Exercise requirements: Identify all lines below that hold "native" and collect them.

Data provided:
========================================

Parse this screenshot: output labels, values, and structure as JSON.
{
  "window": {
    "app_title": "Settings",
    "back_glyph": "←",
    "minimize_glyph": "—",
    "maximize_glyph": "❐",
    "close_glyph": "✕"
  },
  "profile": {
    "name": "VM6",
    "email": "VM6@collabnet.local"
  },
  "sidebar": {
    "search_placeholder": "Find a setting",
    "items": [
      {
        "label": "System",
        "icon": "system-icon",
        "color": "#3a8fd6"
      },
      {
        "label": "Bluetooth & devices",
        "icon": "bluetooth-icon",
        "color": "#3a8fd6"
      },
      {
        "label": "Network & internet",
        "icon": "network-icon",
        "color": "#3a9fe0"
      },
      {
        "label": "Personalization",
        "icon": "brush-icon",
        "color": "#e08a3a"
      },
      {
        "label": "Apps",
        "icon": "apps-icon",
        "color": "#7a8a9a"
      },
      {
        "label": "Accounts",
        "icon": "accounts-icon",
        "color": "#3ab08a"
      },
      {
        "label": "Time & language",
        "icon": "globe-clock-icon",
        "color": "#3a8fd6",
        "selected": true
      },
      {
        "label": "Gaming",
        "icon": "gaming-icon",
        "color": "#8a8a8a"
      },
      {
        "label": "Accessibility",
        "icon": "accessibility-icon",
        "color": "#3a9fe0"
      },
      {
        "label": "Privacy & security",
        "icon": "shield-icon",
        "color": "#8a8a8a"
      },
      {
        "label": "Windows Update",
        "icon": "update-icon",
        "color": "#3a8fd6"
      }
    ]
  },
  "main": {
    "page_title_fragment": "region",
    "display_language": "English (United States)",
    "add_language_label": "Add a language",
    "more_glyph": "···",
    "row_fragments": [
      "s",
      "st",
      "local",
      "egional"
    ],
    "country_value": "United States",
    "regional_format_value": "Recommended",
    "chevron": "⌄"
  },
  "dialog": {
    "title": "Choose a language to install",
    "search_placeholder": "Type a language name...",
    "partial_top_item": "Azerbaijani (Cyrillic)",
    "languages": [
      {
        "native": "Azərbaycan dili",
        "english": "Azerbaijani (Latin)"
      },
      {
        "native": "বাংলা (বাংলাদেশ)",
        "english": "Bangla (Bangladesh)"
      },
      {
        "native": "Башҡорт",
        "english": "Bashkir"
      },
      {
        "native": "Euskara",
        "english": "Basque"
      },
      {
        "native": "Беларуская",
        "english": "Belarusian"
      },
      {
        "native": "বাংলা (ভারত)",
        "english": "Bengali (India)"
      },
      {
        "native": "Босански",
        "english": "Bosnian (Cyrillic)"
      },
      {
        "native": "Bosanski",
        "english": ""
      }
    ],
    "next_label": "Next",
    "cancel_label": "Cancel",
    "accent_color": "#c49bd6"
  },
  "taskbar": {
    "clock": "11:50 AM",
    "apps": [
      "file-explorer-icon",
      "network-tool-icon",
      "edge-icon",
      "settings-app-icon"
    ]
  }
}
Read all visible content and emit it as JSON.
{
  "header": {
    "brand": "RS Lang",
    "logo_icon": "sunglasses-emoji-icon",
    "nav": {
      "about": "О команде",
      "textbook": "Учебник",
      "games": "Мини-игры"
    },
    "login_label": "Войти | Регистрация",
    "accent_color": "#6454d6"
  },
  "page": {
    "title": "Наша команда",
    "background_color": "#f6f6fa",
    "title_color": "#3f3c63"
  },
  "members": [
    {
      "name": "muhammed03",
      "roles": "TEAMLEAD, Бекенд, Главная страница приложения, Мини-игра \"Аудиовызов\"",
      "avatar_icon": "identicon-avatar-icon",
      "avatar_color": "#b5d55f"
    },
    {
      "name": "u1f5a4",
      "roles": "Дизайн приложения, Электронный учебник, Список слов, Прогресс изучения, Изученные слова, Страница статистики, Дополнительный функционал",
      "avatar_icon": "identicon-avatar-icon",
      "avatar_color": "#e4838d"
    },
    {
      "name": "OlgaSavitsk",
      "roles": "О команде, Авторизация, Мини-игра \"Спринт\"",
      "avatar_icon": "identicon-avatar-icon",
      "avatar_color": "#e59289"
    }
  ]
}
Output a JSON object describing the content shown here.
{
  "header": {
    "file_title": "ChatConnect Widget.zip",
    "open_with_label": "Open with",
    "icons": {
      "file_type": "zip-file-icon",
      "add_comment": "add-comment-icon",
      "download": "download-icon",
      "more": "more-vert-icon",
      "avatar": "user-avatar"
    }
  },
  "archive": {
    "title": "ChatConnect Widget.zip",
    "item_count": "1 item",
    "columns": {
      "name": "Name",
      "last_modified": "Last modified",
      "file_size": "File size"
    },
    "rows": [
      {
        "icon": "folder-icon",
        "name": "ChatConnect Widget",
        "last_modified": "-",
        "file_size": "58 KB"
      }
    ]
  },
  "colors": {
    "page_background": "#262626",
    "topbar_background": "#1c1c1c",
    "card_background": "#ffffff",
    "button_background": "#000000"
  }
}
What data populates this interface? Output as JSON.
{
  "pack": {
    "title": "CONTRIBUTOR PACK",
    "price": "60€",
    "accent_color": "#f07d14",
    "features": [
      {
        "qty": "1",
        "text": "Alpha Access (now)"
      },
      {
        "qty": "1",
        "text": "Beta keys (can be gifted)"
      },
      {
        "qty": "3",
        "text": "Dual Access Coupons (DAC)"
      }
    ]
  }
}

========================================

The answer:
        "native": "Azərbaycan dili",
        "native": "বাংলা (বাংলাদেশ)",
        "native": "Башҡорт",
        "native": "Euskara",
        "native": "Беларуская",
        "native": "বাংলা (ভারত)",
        "native": "Босански",
        "native": "Bosanski",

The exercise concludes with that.